Geographical breakdown

Country Count As %
United Kingdom 1 2%
Unknown 57 98%

Demographic breakdown

Readers by professional status Count As %
Student > Master 11 19%
Student > Ph. D. Student 7 12%
Student > Bachelor 6 10%
Student > Doctoral Student 5 9%
Researcher 4 7%
Other 10 17%
Unknown 15 26%
Readers by discipline Count As %
Medicine and Dentistry 12 21%
Social Sciences 11 19%
Nursing and Health Professions 11 19%
Psychology 2 3%
Mathematics 1 2%
Other 4 7%
Unknown 17 29%

Attention Score in Context

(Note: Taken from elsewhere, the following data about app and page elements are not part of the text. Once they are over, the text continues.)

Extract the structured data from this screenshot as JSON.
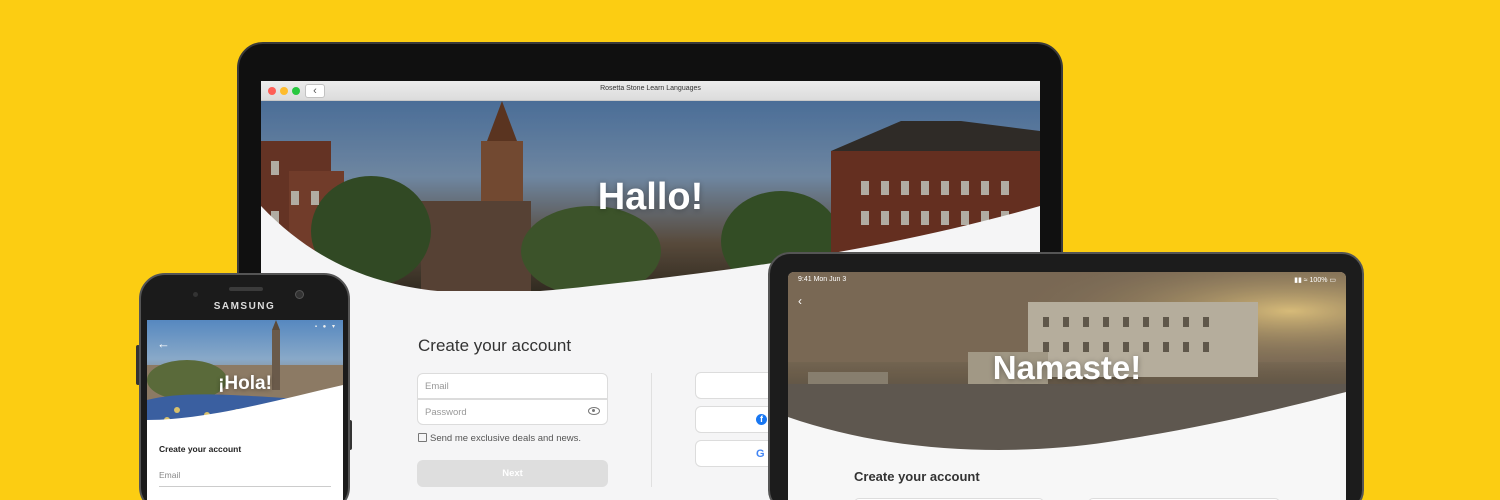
{
  "colors": {
    "background": "#fccd12"
  },
  "laptop": {
    "window_title": "Rosetta Stone Learn Languages",
    "back_icon": "chevron-left-icon",
    "hero_title": "Hallo!",
    "form_title": "Create your account",
    "email_placeholder": "Email",
    "password_placeholder": "Password",
    "checkbox_label": "Send me exclusive deals and news.",
    "next_label": "Next",
    "social_buttons": [
      {
        "icon": "apple-icon",
        "glyph": ""
      },
      {
        "icon": "facebook-icon",
        "glyph": "f"
      },
      {
        "icon": "google-icon",
        "glyph": "G"
      }
    ]
  },
  "phone": {
    "brand": "SAMSUNG",
    "status_icons": "▪ ● ▾",
    "back_glyph": "←",
    "hero_title": "¡Hola!",
    "form_title": "Create your account",
    "email_placeholder": "Email"
  },
  "tablet": {
    "time": "9:41  Mon Jun 3",
    "battery": "▮▮ ≈ 100% ▭",
    "back_glyph": "‹",
    "hero_title": "Namaste!",
    "form_title": "Create your account"
  }
}
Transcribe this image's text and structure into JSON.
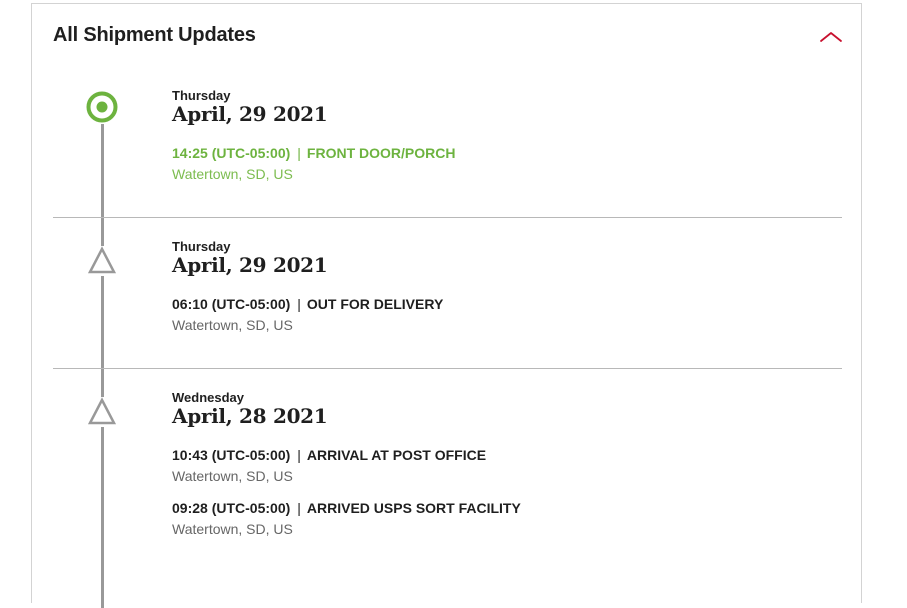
{
  "header": {
    "title": "All Shipment Updates",
    "collapse_icon": "chevron-up-icon",
    "accent_color": "#c8102e"
  },
  "colors": {
    "delivered": "#6db33f",
    "timeline": "#999999"
  },
  "groups": [
    {
      "day": "Thursday",
      "date": "April, 29 2021",
      "marker": "target-icon",
      "events": [
        {
          "time": "14:25 (UTC-05:00)",
          "separator": "|",
          "status": "FRONT DOOR/PORCH",
          "location": "Watertown, SD, US"
        }
      ]
    },
    {
      "day": "Thursday",
      "date": "April, 29 2021",
      "marker": "triangle-icon",
      "events": [
        {
          "time": "06:10 (UTC-05:00)",
          "separator": "|",
          "status": "OUT FOR DELIVERY",
          "location": "Watertown, SD, US"
        }
      ]
    },
    {
      "day": "Wednesday",
      "date": "April, 28 2021",
      "marker": "triangle-icon",
      "events": [
        {
          "time": "10:43 (UTC-05:00)",
          "separator": "|",
          "status": "ARRIVAL AT POST OFFICE",
          "location": "Watertown, SD, US"
        },
        {
          "time": "09:28 (UTC-05:00)",
          "separator": "|",
          "status": "ARRIVED USPS SORT FACILITY",
          "location": "Watertown, SD, US"
        }
      ]
    }
  ]
}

This research output has an Altmetric Attention Score of 1. This is our high-level measure of the quality and quantity of online attention that it has received. This Attention Score, as well as the ranking and number of research outputs shown below, was calculated when the research output was last mentioned on 01 July 2016.
All research outputs
#5,760,077
of 7,974,292 outputs
Outputs from BMC Public Health
#5,652
of 6,850 outputs
Outputs of similar age
#171,941
of 268,795 outputs
Outputs of similar age from BMC Public Health
#204
of 234 outputs
Altmetric has tracked 7,974,292 research outputs across all sources so far. This one is in the 24th percentile – i.e., 24% of other outputs scored the same or lower than it.
So far Altmetric has tracked 6,850 research outputs from this source. They typically receive more attention than average, with a mean Attention Score of 8.8. This one is in the 13th percentile – i.e., 13% of its peers scored the same or lower than it.
Older research outputs will score higher simply because they've had more time to accumulate mentions. To account for age we can compare this Altmetric Attention Score to the 268,795 tracked outputs that were published within six weeks on either side of this one in any source. This one is in the 30th percentile – i.e., 30% of its contemporaries scored the same or lower than it.
We're also able to compare this research output to 234 others from the same source and published within six weeks on either side of this one. This one is in the 11th percentile – i.e., 11% of its contemporaries scored the same or lower than it.